No permanent entrance closures are proposed, but one, the Cabra Gate, is to be for buses, cyclists and walkers only.
Ashtown Gate will be entry-only and Knockmaroon Gate would lead to a cul-de-sac.
Several other culs-de-sac would be created to allow motorists to reach amenities but deter through traffic.
Buses would serve key attractions, including Dublin Zoo and Phoenix Park Visitor Centre, and provide commuter services for the 2,800 people who work in the park.
There will also be links to other services in the north of the city as well as to Heuston and Broombridge rail stations and the Luas Green Line.
Chesterfield Avenue would still be open to traffic but with extra cycle lanes and bus priority at junctions.
A total of 3km of internal roads would be traffic-free, while 13.5km would see re- duced traffic.
An extra 14km of cycling routes would be provided and the 17km of existing cycle lanes would be upgraded.
Upgrades for 7.2km of existing walking routes would be carried out and pedestrian crossings would be installed throughout the park.
The plans are contained in a study drawn up by the Office of Public Works (OPW), National Transport Authority, Dublin City Council and Fingal County Council.
Minister Patrick O'Donovan ordered the study after a temporary ban on cars in the park during the first Covid-19 restrictions prompted calls for a permanent prohibition.
A phased introduction of the changes is advised, beginning within months with an interim bus service and the piloting of culs-de-sac at North Road, Upper Glen Road and the Upper Glen Road car park.

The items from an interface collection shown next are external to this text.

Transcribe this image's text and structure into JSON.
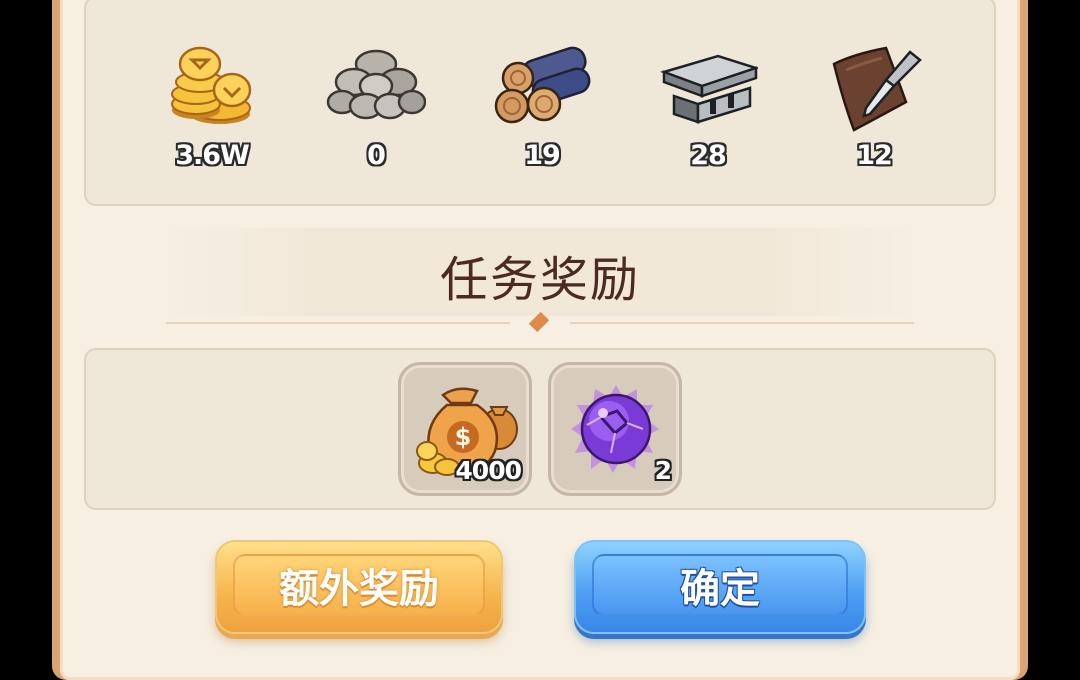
{
  "resources": [
    {
      "name": "gold-coins",
      "count": "3.6W"
    },
    {
      "name": "stone",
      "count": "0"
    },
    {
      "name": "wood",
      "count": "19"
    },
    {
      "name": "iron",
      "count": "28"
    },
    {
      "name": "leather",
      "count": "12"
    }
  ],
  "rewards_section": {
    "title": "任务奖励"
  },
  "rewards": [
    {
      "name": "money-bag",
      "count": "4000"
    },
    {
      "name": "purple-orb",
      "count": "2"
    }
  ],
  "buttons": {
    "extra_reward": "额外奖励",
    "confirm": "确定"
  }
}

Other changes would be rolled out over five years, with a review of the strategy to take place at the end of that period.